▶ Activity
Locate all lines in the data below that hold "Assignment" and show them.

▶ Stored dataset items
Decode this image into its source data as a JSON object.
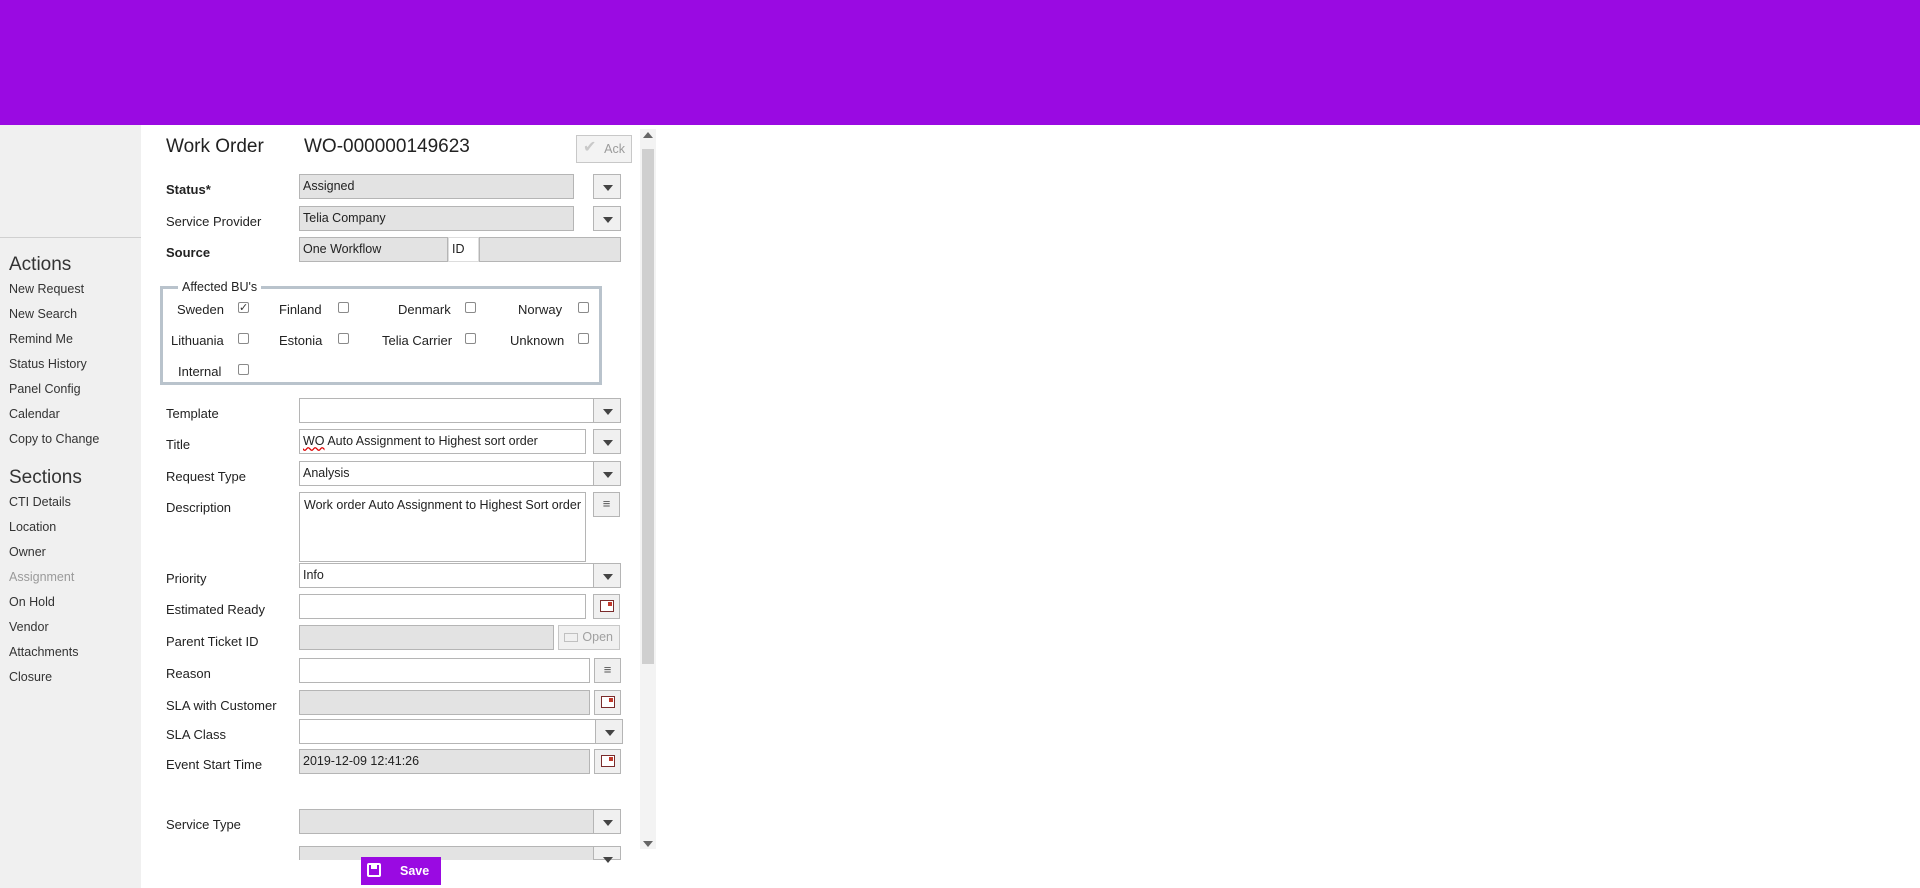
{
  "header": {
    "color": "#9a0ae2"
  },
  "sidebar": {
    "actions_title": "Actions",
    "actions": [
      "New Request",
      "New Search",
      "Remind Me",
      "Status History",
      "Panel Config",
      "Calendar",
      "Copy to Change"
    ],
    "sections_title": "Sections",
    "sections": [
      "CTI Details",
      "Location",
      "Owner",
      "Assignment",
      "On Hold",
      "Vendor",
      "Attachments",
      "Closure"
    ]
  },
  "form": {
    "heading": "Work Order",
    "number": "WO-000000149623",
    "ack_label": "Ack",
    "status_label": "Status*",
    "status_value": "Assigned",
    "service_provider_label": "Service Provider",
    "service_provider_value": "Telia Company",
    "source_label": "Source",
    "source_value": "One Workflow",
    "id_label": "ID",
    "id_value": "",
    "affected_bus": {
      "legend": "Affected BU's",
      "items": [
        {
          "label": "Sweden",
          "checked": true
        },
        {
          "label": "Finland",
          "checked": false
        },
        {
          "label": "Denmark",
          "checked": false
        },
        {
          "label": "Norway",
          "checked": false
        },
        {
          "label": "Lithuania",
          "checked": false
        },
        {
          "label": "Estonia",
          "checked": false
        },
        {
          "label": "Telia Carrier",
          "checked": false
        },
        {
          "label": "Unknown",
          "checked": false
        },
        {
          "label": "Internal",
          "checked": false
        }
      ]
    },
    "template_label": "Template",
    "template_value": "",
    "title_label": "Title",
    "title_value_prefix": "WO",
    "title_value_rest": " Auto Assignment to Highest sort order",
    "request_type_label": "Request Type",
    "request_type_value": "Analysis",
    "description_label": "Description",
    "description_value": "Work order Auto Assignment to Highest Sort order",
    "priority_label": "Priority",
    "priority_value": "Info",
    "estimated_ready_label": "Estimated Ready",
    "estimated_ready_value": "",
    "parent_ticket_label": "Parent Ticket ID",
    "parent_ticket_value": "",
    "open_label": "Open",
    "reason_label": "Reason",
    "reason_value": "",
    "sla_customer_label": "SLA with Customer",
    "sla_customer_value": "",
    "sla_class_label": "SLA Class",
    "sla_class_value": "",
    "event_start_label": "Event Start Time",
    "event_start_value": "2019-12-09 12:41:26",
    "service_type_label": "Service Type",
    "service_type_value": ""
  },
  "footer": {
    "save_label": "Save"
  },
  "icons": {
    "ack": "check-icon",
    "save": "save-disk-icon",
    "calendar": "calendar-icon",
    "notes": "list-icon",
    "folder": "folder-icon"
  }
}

▶ Expected answer
      "Assignment",
    "title_value_rest": " Auto Assignment to Highest sort order",
    "description_value": "Work order Auto Assignment to Highest Sort order",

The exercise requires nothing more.